What you will do> Take every line from the data that has the word "code" in it.

[Excerpts from an interface dataset]
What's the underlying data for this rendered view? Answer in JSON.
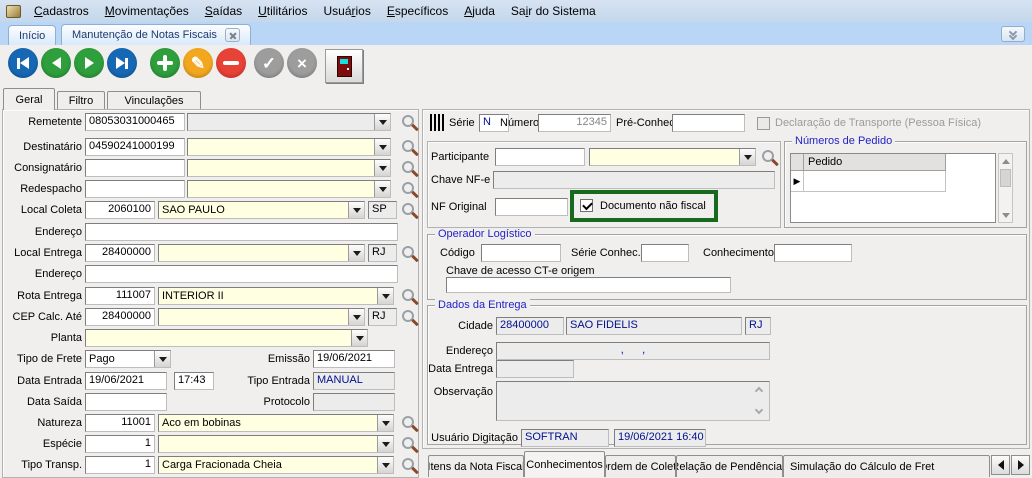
{
  "menu": {
    "items": [
      {
        "pre": "",
        "key": "C",
        "post": "adastros"
      },
      {
        "pre": "",
        "key": "M",
        "post": "ovimentações"
      },
      {
        "pre": "",
        "key": "S",
        "post": "aídas"
      },
      {
        "pre": "",
        "key": "U",
        "post": "tilitários"
      },
      {
        "pre": "Usuá",
        "key": "r",
        "post": "ios"
      },
      {
        "pre": "",
        "key": "E",
        "post": "specíficos"
      },
      {
        "pre": "",
        "key": "A",
        "post": "juda"
      },
      {
        "pre": "Sa",
        "key": "i",
        "post": "r do Sistema"
      }
    ]
  },
  "window_tabs": {
    "inicio": "Início",
    "manutencao": "Manutenção de Notas Fiscais"
  },
  "page_tabs": {
    "geral": "Geral",
    "filtro": "Filtro",
    "vinculacoes": "Vinculações"
  },
  "form_left": {
    "remetente": {
      "label": "Remetente",
      "code": "08053031000465",
      "desc": ""
    },
    "destinatario": {
      "label": "Destinatário",
      "code": "04590241000199",
      "desc": ""
    },
    "consignatario": {
      "label": "Consignatário",
      "code": "",
      "desc": ""
    },
    "redespacho": {
      "label": "Redespacho",
      "code": "",
      "desc": ""
    },
    "local_coleta": {
      "label": "Local Coleta",
      "code": "2060100",
      "desc": "SAO PAULO",
      "uf": "SP"
    },
    "endereco1": {
      "label": "Endereço",
      "value": ""
    },
    "local_entrega": {
      "label": "Local Entrega",
      "code": "28400000",
      "desc": "",
      "uf": "RJ"
    },
    "endereco2": {
      "label": "Endereço",
      "value": ""
    },
    "rota_entrega": {
      "label": "Rota Entrega",
      "code": "111007",
      "desc": "INTERIOR II"
    },
    "cep_calc_ate": {
      "label": "CEP Calc. Até",
      "code": "28400000",
      "desc": "",
      "uf": "RJ"
    },
    "planta": {
      "label": "Planta",
      "desc": ""
    },
    "tipo_frete": {
      "label": "Tipo de Frete",
      "value": "Pago"
    },
    "emissao": {
      "label": "Emissão",
      "value": "19/06/2021"
    },
    "data_entrada": {
      "label": "Data Entrada",
      "date": "19/06/2021",
      "time": "17:43"
    },
    "tipo_entrada": {
      "label": "Tipo Entrada",
      "value": "MANUAL"
    },
    "data_saida": {
      "label": "Data Saída",
      "value": ""
    },
    "protocolo": {
      "label": "Protocolo",
      "value": ""
    },
    "natureza": {
      "label": "Natureza",
      "code": "11001",
      "desc": "Aco em bobinas"
    },
    "especie": {
      "label": "Espécie",
      "code": "1",
      "desc": ""
    },
    "tipo_transp": {
      "label": "Tipo Transp.",
      "code": "1",
      "desc": "Carga Fracionada Cheia"
    }
  },
  "doc": {
    "serie_label": "Série",
    "serie": "N",
    "numero_label": "Número",
    "numero": "12345",
    "pre_conhec_label": "Pré-Conhec.",
    "pre_conhec": "",
    "declaracao": "Declaração de Transporte (Pessoa Física)"
  },
  "participante": {
    "label": "Participante",
    "code": "",
    "desc": ""
  },
  "chave_nfe": {
    "label": "Chave NF-e",
    "value": ""
  },
  "nf_original": {
    "label": "NF Original",
    "value": ""
  },
  "doc_nao_fiscal": {
    "label": "Documento não fiscal",
    "checked": true
  },
  "pedidos": {
    "title": "Números de Pedido",
    "col": "Pedido"
  },
  "operador": {
    "title": "Operador Logístico",
    "codigo_label": "Código",
    "codigo": "",
    "serie_label": "Série Conhec.",
    "serie": "",
    "conhecimento_label": "Conhecimento",
    "conhecimento": "",
    "chave_label": "Chave de acesso CT-e origem",
    "chave": ""
  },
  "entrega": {
    "title": "Dados da Entrega",
    "cidade_label": "Cidade",
    "cep": "28400000",
    "cidade": "SAO FIDELIS",
    "uf": "RJ",
    "endereco_label": "Endereço",
    "endereco": ",      ,",
    "data_label": "Data Entrega",
    "data": "",
    "obs_label": "Observação",
    "obs": "",
    "usuario_label": "Usuário Digitação",
    "usuario": "SOFTRAN",
    "registro": "19/06/2021 16:40"
  },
  "bottom_tabs": {
    "itens": "Itens da Nota Fiscal",
    "conhecimentos": "Conhecimentos",
    "ordem": "Ordem de Coleta",
    "pendencias": "Relação de Pendências",
    "simulacao": "Simulação do Cálculo de Fret"
  },
  "colors": {
    "field_yellow": "#FFFFE1",
    "readonly_gray": "#ECECEC",
    "value_blue": "#000F8F",
    "group_title_blue": "#2323C8",
    "nav_blue": "#1668B5",
    "green": "#2F9E3C",
    "orange": "#F2A71F",
    "red": "#E84135",
    "gray_button": "#9D9D9D",
    "highlight_green": "#17691D",
    "menubar_blue": "#C9DAEE",
    "tabstrip_blue": "#B9D6F6"
  }
}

Answer to the problem>
      "code": "08053031000465",
      "code": "04590241000199",
      "code": "",
      "code": "",
      "code": "2060100",
      "code": "28400000",
      "code": "111007",
      "code": "28400000",
      "code": "11001",
      "code": "1",
      "code": "1",
    "code": "",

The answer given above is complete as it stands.